Health care system in Kazakhstan
Since becoming independent, Kazakhstan has undertaken major efforts in reforming its post-Soviet health system. Two comprehensive reform programmes were developed in the 2000s: the National Programme for Health Care Reform and Development 2005-2010 and the State Health Care Development Programme for 2011-2015 Salamatty Kazakhstan. Changes in health service provision included a reduction of the hospital sector and an increased emphasis on primary health care. However, inpatient facilities continue to consume the bulk of health financing. Partly resulting from changing perspectives on decentralization, levels of pooling kept changing. After a spell of devolving health financing to the rayon level in 2000-2003, beginning in 2004 a new health financing system was set up that included pooling of funds at the oblast level, establishing the oblast health department as the single-payer of health services. Since 2010, resources for hospital services under the State Guaranteed Benefits Package have been pooled at the national level within the framework of implementing the Concept on the Unified National Health Care System. Kazakhstan has also embarked on promoting evidence-based medicine and developing and introducing new clinical practice guidelines, as well as facility-level quality improvements. However, key aspects of health system performance are still in dire need of improvement. One of the key challenges is regional inequities in health financing, health care utilization and health outcomes, although some improvements have been achieved in recent years. Despite recent investments and reforms, however, population health has not yet improved substantially.
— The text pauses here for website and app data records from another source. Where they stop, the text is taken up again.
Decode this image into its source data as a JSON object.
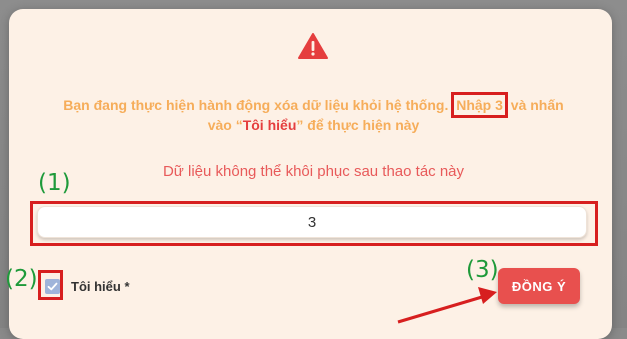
{
  "dialog": {
    "warning_line1_prefix": "Bạn đang thực hiện hành động xóa dữ liệu khỏi hệ thống. ",
    "warning_line1_code": "Nhập 3",
    "warning_line1_suffix": " và nhấn",
    "warning_line2_prefix": "vào “",
    "warning_line2_emph": "Tôi hiểu",
    "warning_line2_suffix": "” để thực hiện này",
    "irreversible_note": "Dữ liệu không thể khôi phục sau thao tác này",
    "confirm_input_value": "3",
    "checkbox_label": "Tôi hiểu *",
    "checkbox_checked": true,
    "agree_button_label": "ĐỒNG Ý"
  },
  "annotations": {
    "step1": "(1)",
    "step2": "(2)",
    "step3": "(3)"
  },
  "icons": {
    "warning": "warning-triangle-icon",
    "checkbox": "checkmark-icon"
  },
  "colors": {
    "warning_text": "#f6ad5a",
    "emphasis": "#e53e3e",
    "primary_button": "#e8504e",
    "annotation_outline": "#d71f1f",
    "annotation_label": "#1e9a3a"
  }
}
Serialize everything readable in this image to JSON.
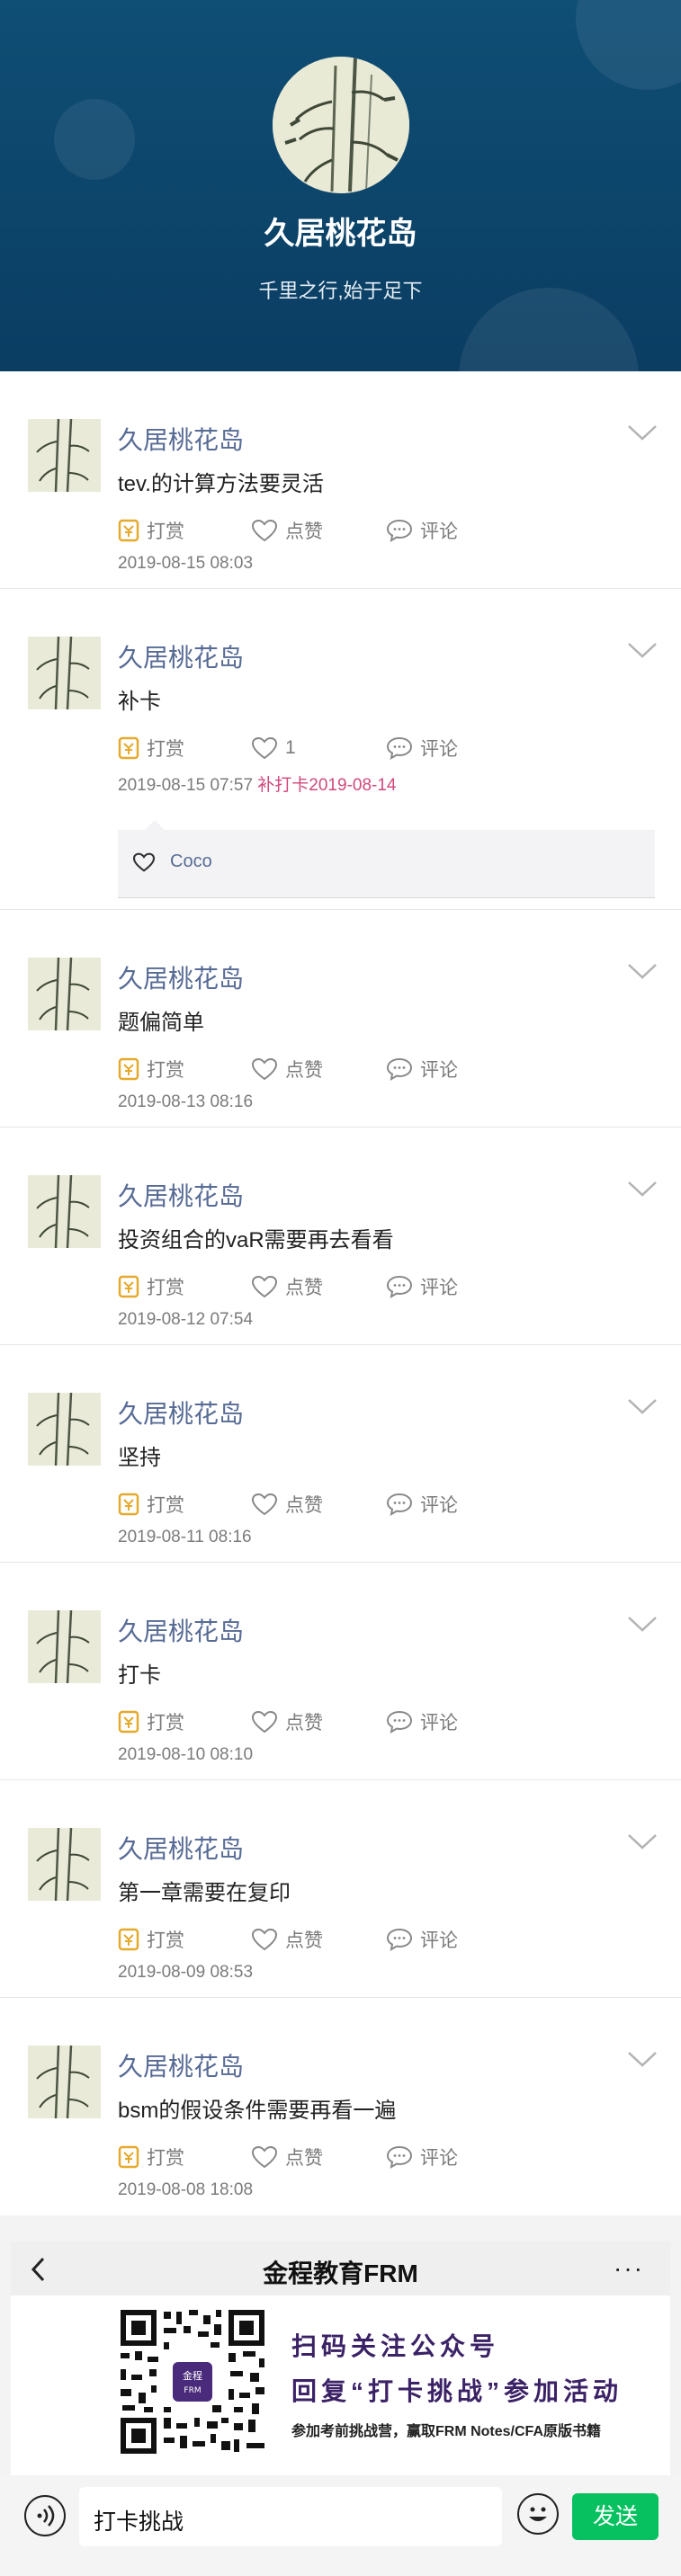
{
  "profile": {
    "name": "久居桃花岛",
    "motto": "千里之行,始于足下"
  },
  "actions": {
    "reward": "打赏",
    "like": "点赞",
    "comment": "评论"
  },
  "posts": [
    {
      "name": "久居桃花岛",
      "text": "tev.的计算方法要灵活",
      "like_label": "点赞",
      "time": "2019-08-15 08:03",
      "makeup": ""
    },
    {
      "name": "久居桃花岛",
      "text": "补卡",
      "like_label": "1",
      "time": "2019-08-15 07:57",
      "makeup": "补打卡2019-08-14",
      "liker": "Coco"
    },
    {
      "name": "久居桃花岛",
      "text": "题偏简单",
      "like_label": "点赞",
      "time": "2019-08-13 08:16",
      "makeup": ""
    },
    {
      "name": "久居桃花岛",
      "text": "投资组合的vaR需要再去看看",
      "like_label": "点赞",
      "time": "2019-08-12 07:54",
      "makeup": ""
    },
    {
      "name": "久居桃花岛",
      "text": "坚持",
      "like_label": "点赞",
      "time": "2019-08-11 08:16",
      "makeup": ""
    },
    {
      "name": "久居桃花岛",
      "text": "打卡",
      "like_label": "点赞",
      "time": "2019-08-10 08:10",
      "makeup": ""
    },
    {
      "name": "久居桃花岛",
      "text": "第一章需要在复印",
      "like_label": "点赞",
      "time": "2019-08-09 08:53",
      "makeup": ""
    },
    {
      "name": "久居桃花岛",
      "text": "bsm的假设条件需要再看一遍",
      "like_label": "点赞",
      "time": "2019-08-08 18:08",
      "makeup": ""
    }
  ],
  "promo": {
    "nav_title": "金程教育FRM",
    "more": "···",
    "line1": "扫码关注公众号",
    "line2": "回复“打卡挑战”参加活动",
    "line3": "参加考前挑战营，赢取FRM Notes/CFA原版书籍",
    "qr_logo": "金程FRM"
  },
  "input": {
    "value": "打卡挑战",
    "send": "发送"
  },
  "colors": {
    "header_bg": "#0f4e75",
    "name_link": "#576b95",
    "makeup": "#d0487c",
    "send_btn": "#07c160",
    "reward_icon": "#e5a92b"
  }
}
In Kazakhstan, ownership of the health care system is mainly in public hands.
The public hospitals share of total hospital capacity has remained relatively stable (about 70%) for decades. There are also privately owned for-profit hospitals as well as government hospitals in some locations, mainly owned by county and city governments.
There is a nationwide system of government-owned medical facilities open to the general public. The national Department of Defense operates field hospitals as well as permanent hospitals (the Military Health System), to provide military-funded care to active military personnel.
Hospitals provide some outpatient care in their emergency rooms and specialty clinics, but primarily exist to provide inpatient care. Hospital emergency departmentsand urgent care centers are sources of sporadic problem-focused care. Hospice services for the terminally ill who are expected to live six months or less are most commonly subsidized by charities and government. Prenatal, family planning care is government-funded obstetric and gynecologic specialty and provided in primary care facilities, and are usually staffed by nurse practitioners (midwives).
A big share of medical health care is delivered through a vast network of primary care facilities called ambulatories and policlinics.